What the task requires: The task calls for each record to be given again unchanged, minus any pictures.

----

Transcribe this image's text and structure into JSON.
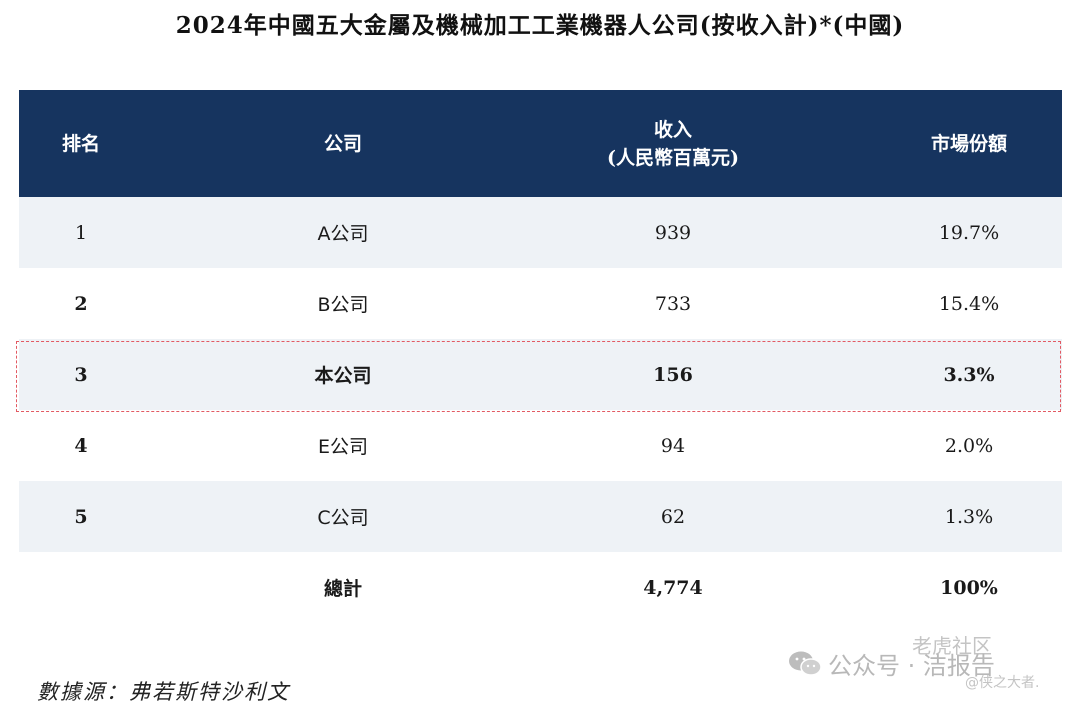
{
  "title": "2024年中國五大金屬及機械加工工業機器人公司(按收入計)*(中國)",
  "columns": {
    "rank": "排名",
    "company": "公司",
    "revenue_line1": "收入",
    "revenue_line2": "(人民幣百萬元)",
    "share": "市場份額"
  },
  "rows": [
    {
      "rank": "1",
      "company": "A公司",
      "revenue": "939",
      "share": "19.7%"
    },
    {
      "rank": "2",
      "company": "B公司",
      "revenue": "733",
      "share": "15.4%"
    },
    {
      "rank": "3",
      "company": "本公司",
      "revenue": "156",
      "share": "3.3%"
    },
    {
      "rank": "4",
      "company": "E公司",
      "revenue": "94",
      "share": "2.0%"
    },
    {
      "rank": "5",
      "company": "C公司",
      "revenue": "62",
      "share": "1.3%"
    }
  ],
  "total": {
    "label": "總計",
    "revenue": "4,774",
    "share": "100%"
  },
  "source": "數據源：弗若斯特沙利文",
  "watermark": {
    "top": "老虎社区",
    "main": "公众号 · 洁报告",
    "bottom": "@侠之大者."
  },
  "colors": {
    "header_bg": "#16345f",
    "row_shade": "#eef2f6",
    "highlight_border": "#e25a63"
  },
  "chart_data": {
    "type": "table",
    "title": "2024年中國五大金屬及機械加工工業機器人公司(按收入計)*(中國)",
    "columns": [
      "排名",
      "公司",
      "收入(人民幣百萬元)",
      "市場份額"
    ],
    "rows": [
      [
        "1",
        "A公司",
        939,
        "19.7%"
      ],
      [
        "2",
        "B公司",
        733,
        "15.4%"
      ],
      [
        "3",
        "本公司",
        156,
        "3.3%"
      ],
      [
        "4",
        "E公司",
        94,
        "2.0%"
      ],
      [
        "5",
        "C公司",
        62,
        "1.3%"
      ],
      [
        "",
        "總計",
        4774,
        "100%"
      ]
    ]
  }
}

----

The completed task:
Transcribe this image's text and structure into JSON.
{
  "title": "2024年中國五大金屬及機械加工工業機器人公司(按收入計)*(中國)",
  "columns": {
    "rank": "排名",
    "company": "公司",
    "revenue_line1": "收入",
    "revenue_line2": "(人民幣百萬元)",
    "share": "市場份額"
  },
  "rows": [
    {
      "rank": "1",
      "company": "A公司",
      "revenue": "939",
      "share": "19.7%"
    },
    {
      "rank": "2",
      "company": "B公司",
      "revenue": "733",
      "share": "15.4%"
    },
    {
      "rank": "3",
      "company": "本公司",
      "revenue": "156",
      "share": "3.3%"
    },
    {
      "rank": "4",
      "company": "E公司",
      "revenue": "94",
      "share": "2.0%"
    },
    {
      "rank": "5",
      "company": "C公司",
      "revenue": "62",
      "share": "1.3%"
    }
  ],
  "total": {
    "label": "總計",
    "revenue": "4,774",
    "share": "100%"
  },
  "source": "數據源：弗若斯特沙利文",
  "watermark": {
    "top": "老虎社区",
    "main": "公众号 · 洁报告",
    "bottom": "@侠之大者."
  },
  "colors": {
    "header_bg": "#16345f",
    "row_shade": "#eef2f6",
    "highlight_border": "#e25a63"
  },
  "chart_data": {
    "type": "table",
    "title": "2024年中國五大金屬及機械加工工業機器人公司(按收入計)*(中國)",
    "columns": [
      "排名",
      "公司",
      "收入(人民幣百萬元)",
      "市場份額"
    ],
    "rows": [
      [
        "1",
        "A公司",
        939,
        "19.7%"
      ],
      [
        "2",
        "B公司",
        733,
        "15.4%"
      ],
      [
        "3",
        "本公司",
        156,
        "3.3%"
      ],
      [
        "4",
        "E公司",
        94,
        "2.0%"
      ],
      [
        "5",
        "C公司",
        62,
        "1.3%"
      ],
      [
        "",
        "總計",
        4774,
        "100%"
      ]
    ]
  }
}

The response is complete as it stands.